The Forgotten Weapons Blog has a great video about the two most common French Ordnance revolvers: the Models 1873 and 1892. I know, I know, they’re French – but you have to remember that at one time France was a major military power and arms innovator in their own right.
(Never heard of the Model 1897 75mm cannon, an artillery piece so advanced that they justifiably considered it to be a state secret? Or the first high velocity smokeless powder rifle round, the 8x50mmR, aka “8mm Lebel“? Or how about the first autoloading rifle adopted by any military – the A6 Meunier? Or perhaps the first autoloading rifle to be in general service in any military – the Model 1917 RSC? Yes, all French. The toadying, indolent France of today is nothing like the truculent, innovative France of the early 20th century. Not everything ballistically innovative has come out of Utah or Springfield, and it would do us well to remember that.)
I’ve held – though never fired – both models, and must say that I was impressed with both the workmanship and design (given the vintage, of course.) I was particularly intrigued by the 1892, as its makers managed to construct a modern double action revolver with a surprisingly small number of very well made parts. The script engraving is, to my eye, quite fetching and makes them almost decorative.

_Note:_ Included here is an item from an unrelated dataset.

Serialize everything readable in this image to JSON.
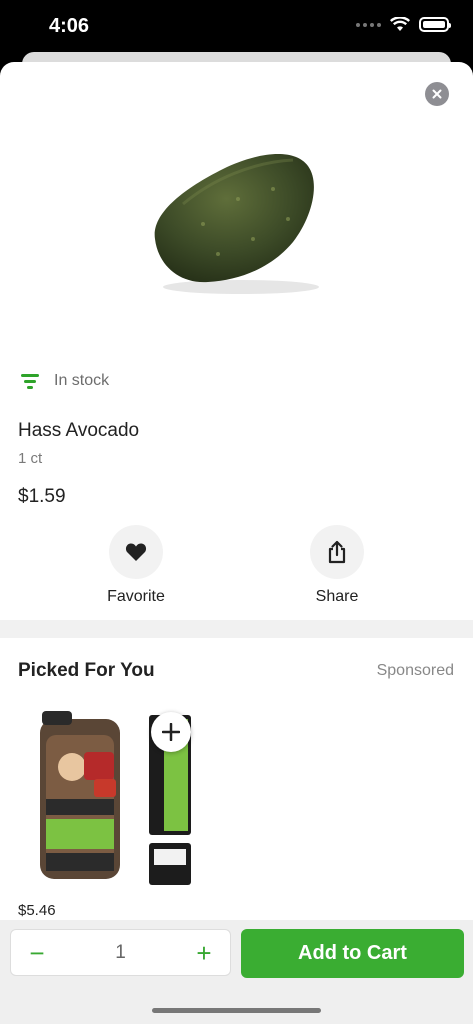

The Model 1892 is fairly common, with nice examples selling for around $250-300. The Model 1873 is much scarcer, with very good specimens fetching north of eight bills. Very neat guns!
-=[ Grant ]=-